– Identifying and engaging in enjoyable activities
– Identifying and challenging negative thoughts
– Learning to become aware of feelings, thoughts
The eventual aim of therapy is to teach you to apply the skills you have learnt during treatment to your daily life. This should help you manage your problems and stop them having a negative impact on your life – even after your course of treatment finishes.
Types of CBT
CBT can be carried out in several different forms, including:
– Individual therapy – one-to-one sessions with a therapist
– Group therapy – with others who wish to tackle a similar problem
– A self-help book – where you carry out exercises from the book
– Acomputer program – known as computerised CBT (CCBT)

If applied correctly, CBT can change your life.

Best of luck

Thyroid Gland

The thyroid gland is a butterfly-shaped organ located in the base of your neck. It releases hormones that control metabolism—the way your body uses energy.
Hormones are the body’s chemical messengers. They travel in your bloodstream to tissues or organs to affect many different processes, including
Growth and development
Metabolism – how your body gets energy from the foods you eat
Sexual function
Reproduction
Mood
The thyroid’s hormones regulate vital body functions, including:
Breathing
Heart rate
Central and peripheral nervous systems
Body weight
Muscle strength
Menstrual cycles
Body temperature
Cholesterol levels
and more
The thyroid gland is about 5 cm long and lies in front of your throat below the prominence of thyroid cartilage sometimes called the Adam’s apple. The thyroid has two sides called lobes that lie on either side of your windpipe, and is usually connected by a strip of thyroid tissue known as an isthmus. Some people do not have an isthmus, and instead have two separate thyroid lobes.
How the Thyroid Gland Works
The thyroid is part of the endocrine system, which is made up of glands that produce, store, and release hormones into the bloodstream so the hormones can reach the body’s cells. The thyroid gland uses iodine from the foods you eat to make two main hormones:
Triiodothyronine (T3)
Thyroxine (T4)
It is important that T3 and T4 levels are neither too high nor too low. Two glands in the brain—the hypothalamus and the pituitary communicate to maintain T3 and T4 balance.
The hypothalamus produces TSH Releasing Hormone (TRH) that signals the pituitary to tell the thyroid gland to produce more or less of T3 and T4 by either increasing or decreasing the release of a hormone called thyroid stimulating hormone (TSH).
When T3 and T4 levels are low in the blood, the pituitary gland releases more TSH to tell the thyroid gland to produce more thyroid hormones.
If T3 and T4 levels are high, the pituitary gland releases less TSH to the thyroid gland to slow production of these hormones.

Why do we Need a Thyroid Gland
T3 and T4 regulate your heart rate and how fast your intestines process food.

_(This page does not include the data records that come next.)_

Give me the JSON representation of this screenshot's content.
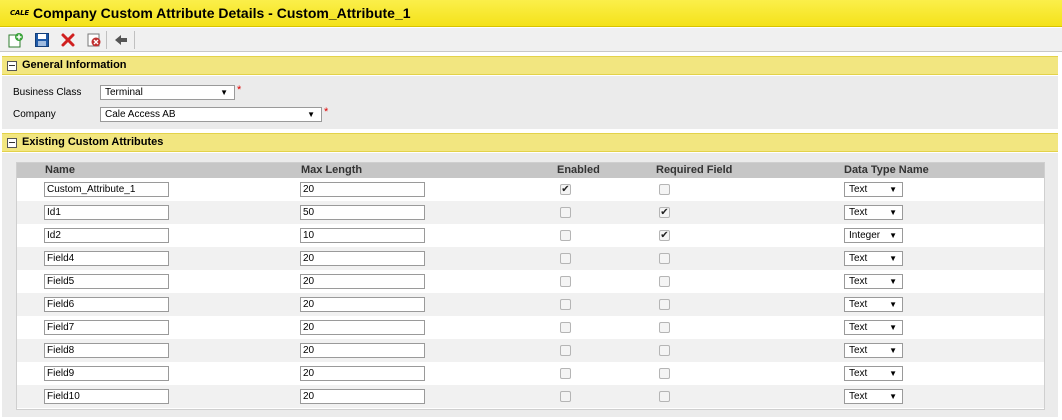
{
  "window": {
    "logo_text": "CALE",
    "title": "Company Custom Attribute Details - Custom_Attribute_1"
  },
  "toolbar": {
    "buttons": [
      {
        "name": "new-icon",
        "color": "#2e8b2e"
      },
      {
        "name": "save-icon",
        "color": "#1f5aa8"
      },
      {
        "name": "delete-icon",
        "color": "#d02020"
      },
      {
        "name": "undo-icon",
        "color": "#c03030"
      },
      {
        "name": "back-icon",
        "color": "#555555"
      }
    ]
  },
  "general": {
    "header": "General Information",
    "business_class_label": "Business Class",
    "business_class_value": "Terminal",
    "company_label": "Company",
    "company_value": "Cale Access AB",
    "required_mark": "*"
  },
  "existing": {
    "header": "Existing Custom Attributes",
    "columns": {
      "name": "Name",
      "max_length": "Max Length",
      "enabled": "Enabled",
      "required": "Required Field",
      "data_type": "Data Type Name"
    },
    "rows": [
      {
        "name": "Custom_Attribute_1",
        "max_length": "20",
        "enabled": true,
        "required": false,
        "data_type": "Text"
      },
      {
        "name": "Id1",
        "max_length": "50",
        "enabled": false,
        "required": true,
        "data_type": "Text"
      },
      {
        "name": "Id2",
        "max_length": "10",
        "enabled": false,
        "required": true,
        "data_type": "Integer"
      },
      {
        "name": "Field4",
        "max_length": "20",
        "enabled": false,
        "required": false,
        "data_type": "Text"
      },
      {
        "name": "Field5",
        "max_length": "20",
        "enabled": false,
        "required": false,
        "data_type": "Text"
      },
      {
        "name": "Field6",
        "max_length": "20",
        "enabled": false,
        "required": false,
        "data_type": "Text"
      },
      {
        "name": "Field7",
        "max_length": "20",
        "enabled": false,
        "required": false,
        "data_type": "Text"
      },
      {
        "name": "Field8",
        "max_length": "20",
        "enabled": false,
        "required": false,
        "data_type": "Text"
      },
      {
        "name": "Field9",
        "max_length": "20",
        "enabled": false,
        "required": false,
        "data_type": "Text"
      },
      {
        "name": "Field10",
        "max_length": "20",
        "enabled": false,
        "required": false,
        "data_type": "Text"
      }
    ]
  },
  "colors": {
    "title_yellow": "#f4e21a",
    "section_yellow": "#f2e680",
    "required_red": "#dd0000"
  }
}
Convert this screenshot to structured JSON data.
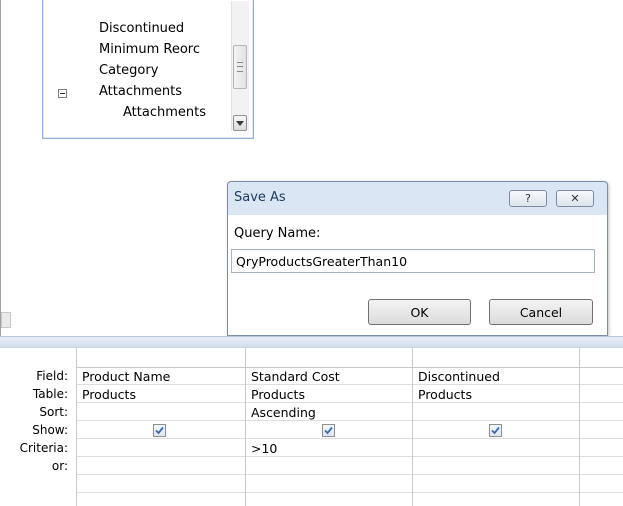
{
  "field_list": {
    "items": [
      {
        "label": "Discontinued",
        "indent": 0
      },
      {
        "label": "Minimum Reorc",
        "indent": 0
      },
      {
        "label": "Category",
        "indent": 0
      },
      {
        "label": "Attachments",
        "indent": 0,
        "expander": "collapse-icon"
      },
      {
        "label": "Attachments",
        "indent": 1
      }
    ]
  },
  "dialog": {
    "title": "Save As",
    "help_glyph": "?",
    "close_glyph": "✕",
    "label": "Query Name:",
    "input_value": "QryProductsGreaterThan10",
    "ok_label": "OK",
    "cancel_label": "Cancel"
  },
  "grid": {
    "row_labels": [
      "Field:",
      "Table:",
      "Sort:",
      "Show:",
      "Criteria:",
      "or:"
    ],
    "columns": [
      {
        "field": "Product Name",
        "table": "Products",
        "sort": "",
        "show": true,
        "criteria": "",
        "or": ""
      },
      {
        "field": "Standard Cost",
        "table": "Products",
        "sort": "Ascending",
        "show": true,
        "criteria": ">10",
        "or": ""
      },
      {
        "field": "Discontinued",
        "table": "Products",
        "sort": "",
        "show": true,
        "criteria": "",
        "or": ""
      }
    ]
  },
  "colors": {
    "dialog_frame": "#dbe6f4",
    "title_text": "#1e395b",
    "check_mark": "#3c6db0"
  }
}
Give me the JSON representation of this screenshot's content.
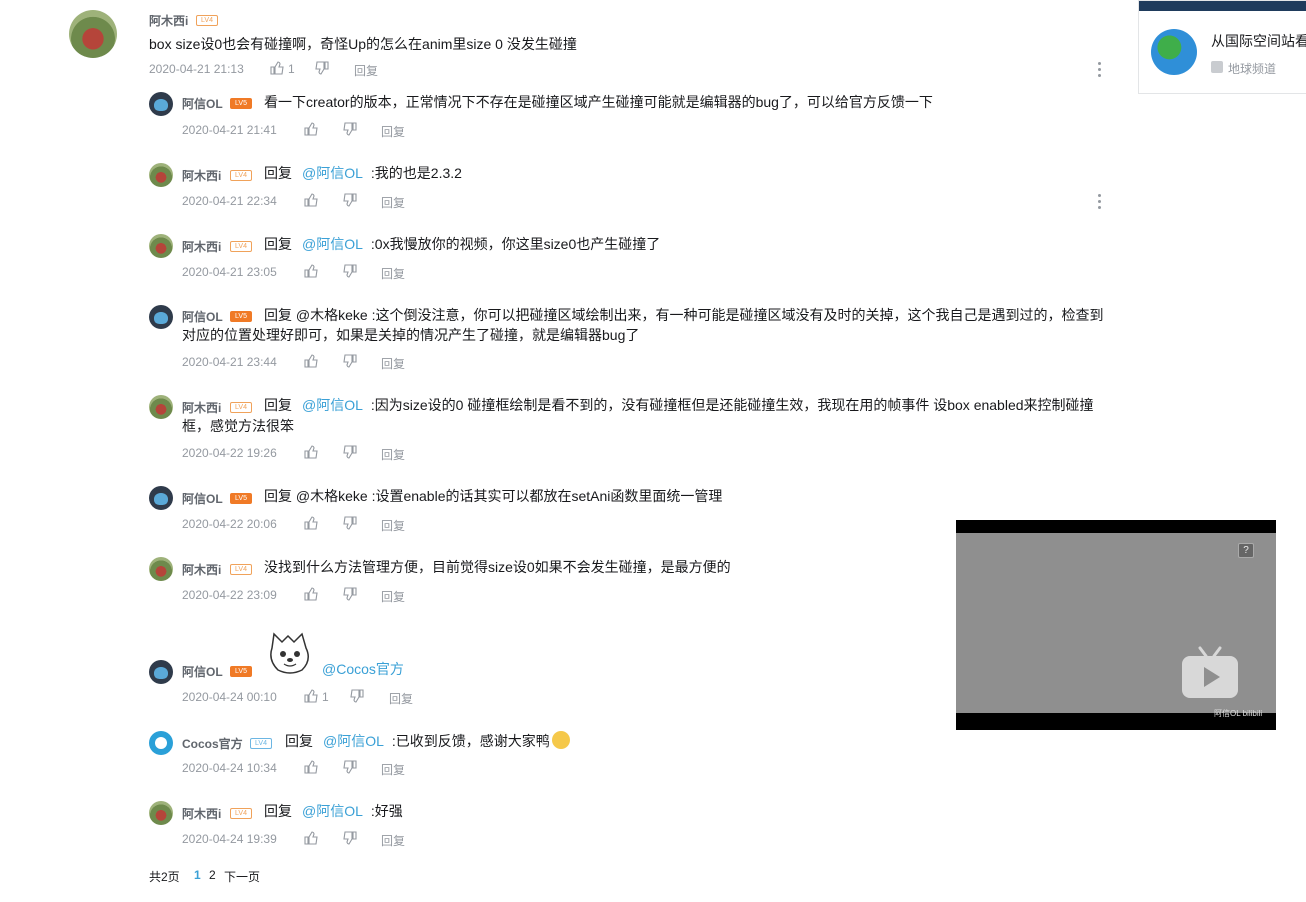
{
  "main_comment": {
    "user": "阿木西i",
    "text": "box size设0也会有碰撞啊，奇怪Up的怎么在anim里size 0 没发生碰撞",
    "time": "2020-04-21 21:13",
    "likes": "1",
    "reply_label": "回复"
  },
  "replies": [
    {
      "user": "阿信OL",
      "text": "看一下creator的版本，正常情况下不存在是碰撞区域产生碰撞可能就是编辑器的bug了，可以给官方反馈一下",
      "time": "2020-04-21 21:41",
      "reply_label": "回复"
    },
    {
      "user": "阿木西i",
      "reply_kw": "回复",
      "at": "@阿信OL",
      "text": ":我的也是2.3.2",
      "time": "2020-04-21 22:34",
      "reply_label": "回复"
    },
    {
      "user": "阿木西i",
      "reply_kw": "回复",
      "at": "@阿信OL",
      "text": ":0x我慢放你的视频，你这里size0也产生碰撞了",
      "time": "2020-04-21 23:05",
      "reply_label": "回复"
    },
    {
      "user": "阿信OL",
      "text_line1": "回复 @木格keke :这个倒没注意，你可以把碰撞区域绘制出来，有一种可能是碰撞区域没有及时的关掉，这个我自己是遇到过的，检查到",
      "text_line2": "对应的位置处理好即可，如果是关掉的情况产生了碰撞，就是编辑器bug了",
      "time": "2020-04-21 23:44",
      "reply_label": "回复"
    },
    {
      "user": "阿木西i",
      "reply_kw": "回复",
      "at": "@阿信OL",
      "text_line1": ":因为size设的0 碰撞框绘制是看不到的，没有碰撞框但是还能碰撞生效，我现在用的帧事件 设box enabled来控制碰撞",
      "text_line2": "框，感觉方法很笨",
      "time": "2020-04-22 19:26",
      "reply_label": "回复"
    },
    {
      "user": "阿信OL",
      "text": "回复 @木格keke :设置enable的话其实可以都放在setAni函数里面统一管理",
      "time": "2020-04-22 20:06",
      "reply_label": "回复"
    },
    {
      "user": "阿木西i",
      "text": "没找到什么方法管理方便，目前觉得size设0如果不会发生碰撞，是最方便的",
      "time": "2020-04-22 23:09",
      "reply_label": "回复"
    },
    {
      "user": "阿信OL",
      "at": "@Cocos官方",
      "time": "2020-04-24 00:10",
      "likes": "1",
      "reply_label": "回复"
    },
    {
      "user": "Cocos官方",
      "reply_kw": "回复",
      "at": "@阿信OL",
      "text": ":已收到反馈，感谢大家鸭",
      "time": "2020-04-24 10:34",
      "reply_label": "回复"
    },
    {
      "user": "阿木西i",
      "reply_kw": "回复",
      "at": "@阿信OL",
      "text": ":好强",
      "time": "2020-04-24 19:39",
      "reply_label": "回复"
    }
  ],
  "pagination": {
    "total": "共2页",
    "page1": "1",
    "page2": "2",
    "next": "下一页"
  },
  "sidebar_card": {
    "title": "从国际空间站看",
    "channel": "地球频道"
  },
  "video": {
    "watermark": "阿信OL bilibili",
    "help": "?"
  },
  "colors": {
    "link": "#3aa0d6",
    "level_badge": "#f07a26",
    "meta_text": "#9499a0"
  }
}
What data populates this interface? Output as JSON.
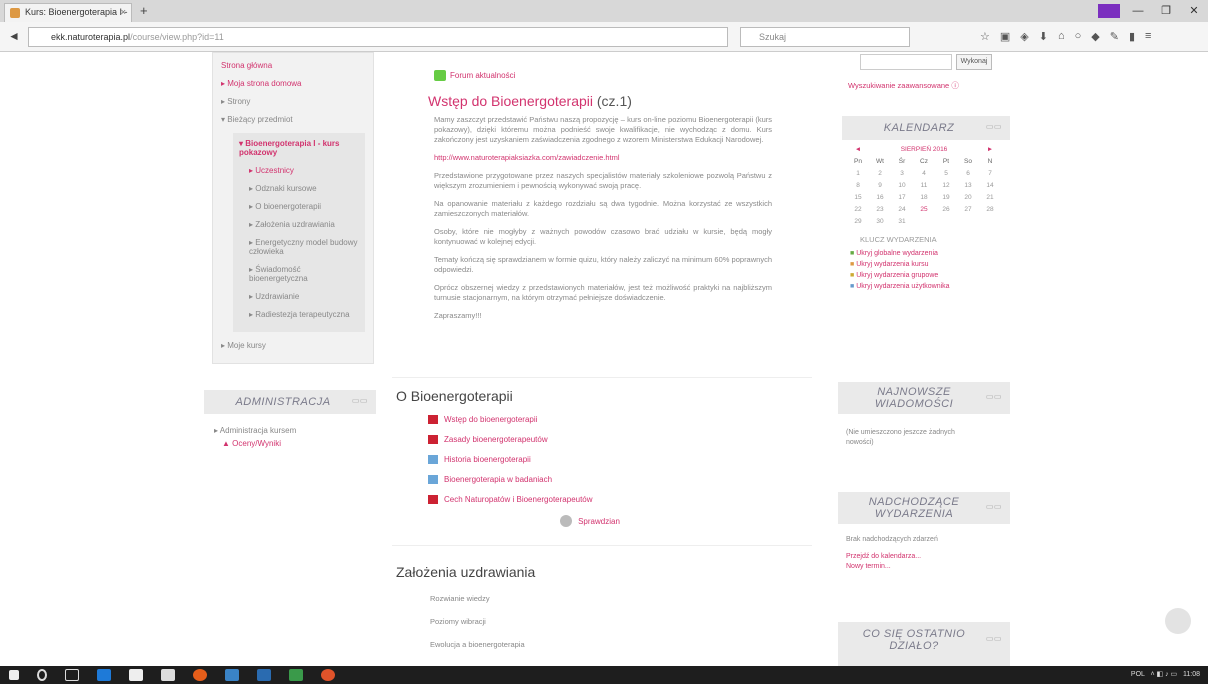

So if T3 and T4 levels are low, your heart rate may be slower than normal, and you may have constipation/weight gain. If T3 and T4 levels are high, you may have a rapid heart rate and diarrhea/weight loss.
If too much T3 and T4 in your body (hyperthyroidism):
Anxiety
Irritability or moodiness
Nervousness, hyperactivity
Sweating or sensitivity to high temperatures
Hand trembling (shaking)
Hair loss
Missed or light menstrual periods
Some people might experience exopthalmus;
If too little T3 and T4 in your body (hypothyroidism):
Trouble sleeping
Tiredness and fatigue
Difficulty concentrating
Dry skin and hair
Depression
Sensitivity to cold temperature
Frequent, heavy periods
Joint and muscle pain
Call your doctor immediately if you’re suffering from any symptoms of the mentioned above. All the best